Some cheeses, such as any herb-encrusted cheese, are inherently beautiful. Others, like cheddar, are a bit plainer, hence requiring an extra boost from the packaging to catch the consumer’s eye. Just like the Balderson’s Royal Canadian Cheddar Aged 2 Years specialty aged cheese has done with great care and diligence by inserting a luxurious regal product label behind the front protective layer of tightly-wrapped shrinkwrap film—unleashing a visual feast of prize-winning ribbon graphics centering an equally dazzling metallic pattern of faux gold maple leaves glittering against a deep black backdrop. For all the visual pizzazz, I do wish this packaging had some kind of a resealable feature incorporated into the design, for it’s a bit of a shame having to discard of this attractive product label so soon after opening up the package, and then rewrapping it into wax paper and aluminum foil to maximize its shelf-life, prolong its aroma and maintain the proper humidity levels.

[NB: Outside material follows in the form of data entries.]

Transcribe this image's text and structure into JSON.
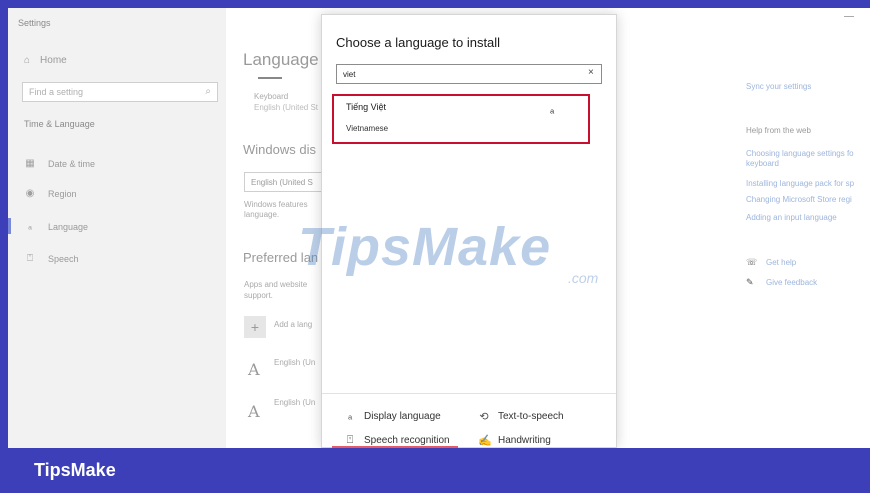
{
  "nav": {
    "title": "Settings",
    "home": "Home",
    "search_placeholder": "Find a setting",
    "section": "Time & Language",
    "items": [
      {
        "label": "Date & time",
        "icon": "calendar-icon"
      },
      {
        "label": "Region",
        "icon": "globe-icon"
      },
      {
        "label": "Language",
        "icon": "language-icon"
      },
      {
        "label": "Speech",
        "icon": "microphone-icon"
      }
    ]
  },
  "main": {
    "heading": "Language",
    "keyboard_label": "Keyboard",
    "keyboard_value": "English (United St",
    "windows_display": "Windows dis",
    "display_select": "English (United S",
    "windows_features_1": "Windows features",
    "windows_features_2": "language.",
    "preferred": "Preferred lan",
    "apps_1": "Apps and website",
    "apps_2": "support.",
    "add_language": "Add a lang",
    "lang1": "English (Un",
    "lang2": "English (Un"
  },
  "right": {
    "sync": "Sync your settings",
    "help_heading": "Help from the web",
    "links": [
      "Choosing language settings fo",
      "keyboard",
      "Installing language pack for sp",
      "Changing Microsoft Store regi",
      "Adding an input language"
    ],
    "get_help": "Get help",
    "give_feedback": "Give feedback"
  },
  "dialog": {
    "title": "Choose a language to install",
    "search_value": "viet",
    "clear": "×",
    "result_native": "Tiếng Việt",
    "result_english": "Vietnamese",
    "features": {
      "display_language": "Display language",
      "text_to_speech": "Text-to-speech",
      "speech_recognition": "Speech recognition",
      "handwriting": "Handwriting"
    }
  },
  "watermark": {
    "main": "TipsMake",
    "sub": ".com"
  },
  "footer": {
    "brand": "TipsMake"
  },
  "colors": {
    "accent": "#3d3fb8",
    "highlight_border": "#c8102e",
    "link": "#9db5dc"
  }
}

While Santa Lucia’s Ricotta brand comes in pretty much the most basic packaging around—it’s a plastic tub wrapped in clear plastic stretch film—it is supremely functional. By easily allowing you to see the ricotta inside to confirm that it’s rounding up smoothly under the plastic as proof of freshness, the package takes a lot of guesswork out of lasagne preparation. While some other ricotta cheeses out there retailing in more imposing and decorative packaging, for a cooking chees like ricotta that may be a bit of a packaging overkill. Sometimes, the honesty of a plain package is really all you need.
The Devil’s Rock Creamy Blue Cheese from Thornloe Cheese is enrobed in a thick layer of wax—forming an enigmatic deep-blue pyramid. From what I have read, good old-fashioned wax is still an ideal material for packaging many kinds of cheeses, as it creates the right balance of humidity and provides protection from the wrong kinds of mold growing inside the product. This is naturally of paramount importance for blue cheese, where the whole premise is based on keeping the blue mold inside the product alive for as long as possible without allowing any other kind of culture to sneak in an tarnish the taste, or worse. As for final presentation, someone out there deserves an award for the sheer simple elegance of putting the pyramid inside a formfitting cardboard tray and holding the whole ensemble tightly in place with a decorated wraparound adhesive paper band containing all the important product information, while also serving as a thoughtful little product handle, just in case.
Julie Saunders is a freelance writer based in Toronto.